I freaked out and called my friend Ellen Hopkins, the Queen of Verse Novels. There are descriptions of the conversation we had at that point elsewhere on the interwebs, but to sum up, she helped me to see that verse was the best medium for the kind of story I was telling, because the struggles of my characters are such internal ones. She told me to relax and go with it, so I did.
Finally I just let it be what it was going to be. Kind of like a parent who needs to just let his or her kid be who they're going to be.
THE YA QUESTIONS
If your real life adolescence was a YA book ...
What would you, the main character, be like?
The bookish nerd with the weird hair and beat-up cowboy boots.
Who is your secret crush?
The artistic badboy, who sprays graffiti - but it’s beautiful graffiti.
So not the Monty Python quoting nerd who writes the F word in all the bathroom stalls? Just checking.
What is your number #1 source of angst?
That my best friend is going out with the artistic badboy. Guys ALWAYS like her better than they do me. It’s okay… I’ve made my peace with it.
Meanwhile, graffiti guy's awkward friend is wishing he had the nerve to talk to the girl in the cowboy boots.
At what point would the reader pump his/her fist in victory?
The moment I realize I don’t NEED the badboy to like me back. When I choose to do my own thing.
And who would play you in the film adaptation?
Ummm... I’m bad at this. Instead of having a live actor play me could we just sew some little cowboy boots onto a sock puppet?
THE SLUMBER PARTY QUESTIONS
What is your #1 favorite food?
Homemade peppermint ice cream
Tell me about your area of expertise.
Really, REALLY good at making peppermint ice cream!
If you could assemble your own Ocean's 11 of fictional characters, who would you pick?
Jolu from Little Brother, for hacking ability.
Sheeni Saunders from Youth in Revolt. She’s clever and manipulative.
Isaac the bartender from Loveboat. (I should think my reasoning here is fairly obvious.)
The Invisible Man. (ditto.)
Hermione Granger. A smart witch! Just call her twofer.
Sterling Archer from the FX series Archer. So Isaac can stay busy before the wrap party.
Buffy Summers. Ass -kicker with superhuman strength.
Mystique from X-Men! Hot, deadly, brilliant strategist.
The Scarlett Pimpernel. Because I like saying “Pimpernel”.
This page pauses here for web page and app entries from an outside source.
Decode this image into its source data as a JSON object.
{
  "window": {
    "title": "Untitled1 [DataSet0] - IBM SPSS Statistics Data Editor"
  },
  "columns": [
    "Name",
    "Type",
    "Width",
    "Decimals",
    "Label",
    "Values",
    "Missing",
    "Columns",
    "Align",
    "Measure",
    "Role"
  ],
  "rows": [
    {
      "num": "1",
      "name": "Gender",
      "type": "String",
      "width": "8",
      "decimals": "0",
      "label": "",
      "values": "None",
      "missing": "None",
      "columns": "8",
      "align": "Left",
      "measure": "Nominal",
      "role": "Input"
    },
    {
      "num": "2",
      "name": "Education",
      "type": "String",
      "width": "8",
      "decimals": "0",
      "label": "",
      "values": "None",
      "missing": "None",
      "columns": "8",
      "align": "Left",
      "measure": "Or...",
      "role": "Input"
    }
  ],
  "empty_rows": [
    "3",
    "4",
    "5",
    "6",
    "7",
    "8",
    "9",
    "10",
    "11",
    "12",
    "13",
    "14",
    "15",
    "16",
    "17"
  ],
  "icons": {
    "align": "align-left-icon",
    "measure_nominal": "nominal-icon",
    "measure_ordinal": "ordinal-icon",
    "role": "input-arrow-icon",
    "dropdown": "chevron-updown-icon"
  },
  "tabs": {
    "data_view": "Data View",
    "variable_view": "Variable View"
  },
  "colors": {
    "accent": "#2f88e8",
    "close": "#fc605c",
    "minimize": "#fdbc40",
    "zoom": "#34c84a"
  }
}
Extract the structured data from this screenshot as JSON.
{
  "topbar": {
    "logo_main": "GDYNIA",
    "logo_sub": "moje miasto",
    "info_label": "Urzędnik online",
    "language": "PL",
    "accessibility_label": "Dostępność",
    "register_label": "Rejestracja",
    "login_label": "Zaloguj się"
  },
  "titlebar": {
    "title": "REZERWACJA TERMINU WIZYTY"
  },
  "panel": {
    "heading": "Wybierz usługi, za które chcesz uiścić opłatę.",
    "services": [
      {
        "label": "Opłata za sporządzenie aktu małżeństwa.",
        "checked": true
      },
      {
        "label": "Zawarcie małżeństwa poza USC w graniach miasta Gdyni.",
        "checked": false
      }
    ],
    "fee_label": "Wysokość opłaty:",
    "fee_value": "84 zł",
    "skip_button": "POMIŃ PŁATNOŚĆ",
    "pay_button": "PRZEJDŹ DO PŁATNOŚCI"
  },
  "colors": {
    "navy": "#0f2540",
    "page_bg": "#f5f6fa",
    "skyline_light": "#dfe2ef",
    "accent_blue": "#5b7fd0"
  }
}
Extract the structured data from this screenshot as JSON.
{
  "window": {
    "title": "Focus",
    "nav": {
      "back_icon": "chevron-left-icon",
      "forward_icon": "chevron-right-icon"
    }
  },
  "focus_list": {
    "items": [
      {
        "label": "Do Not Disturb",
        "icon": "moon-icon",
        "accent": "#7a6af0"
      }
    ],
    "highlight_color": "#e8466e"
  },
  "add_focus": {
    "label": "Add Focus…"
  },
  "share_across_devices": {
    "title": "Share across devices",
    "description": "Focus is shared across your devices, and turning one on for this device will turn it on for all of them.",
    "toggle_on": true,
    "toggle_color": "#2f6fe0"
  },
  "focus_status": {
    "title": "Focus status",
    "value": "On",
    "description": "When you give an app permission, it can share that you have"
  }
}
Smart as he is, I don’t think I’d invite Sherlock Holmes. I get the feeling he’d be a prima donna. Hm… could we just do Ocean’s 9? This is haaaaaarrrrddddd
Tell me something scandalous!
Mystique is pouting because I refuse to let Sherlock on the team. She’s hot for him.
What is your favorite adult beverage?
Campari and soda.
What book have you read the most number of times?
Probably Anne of the Island, by L.M. Montgomery. It’s my little chicken-soup book when life is just too much to handle. Nothing very bad ever happens in it.
Who is your 'freebie'?
YA authors are so cool. Who would you give a BFF charm to?
Wow. That’s hard, because they ARE so cool and there are several whom I adore, but Ellen Hopkins would definitely be a recipient. She’s super fun, and smart, and talented, and SUPER big-hearted.
Out of all of the characters you’ve written, which one do you most wish you could be?
I think I’d be Angel – despite the challenges she’s faced in her life she’s come out of things with a sunny, life-loving disposition. I envision the happiest of lives for her because of her attitude.
If you were invited to the FYA slumber party (and of course, you ARE), what is the most crucial snack food and/or movie/or anything you'd bring?
Candy corn, Dr. Pepper and a season of 24
And now it's time for MASH! Kristin provided the first three options, and the fourth was chosen for her. I forgot how I was supposed to do this for real, so I used a four-sided die.
The Amalfi Coast
New York City
Number of kids
Three Very Lovely Girls
Psychic to the Stars
A gajillion dollars
a bazillion dollars
I get paid in dead rats and paper clips
$19.95! And if you act now....
New York City
Well, you and Strider won't be the only ones driving around Pachuca in a Volkswagen, but at least there will be room for your eight kids.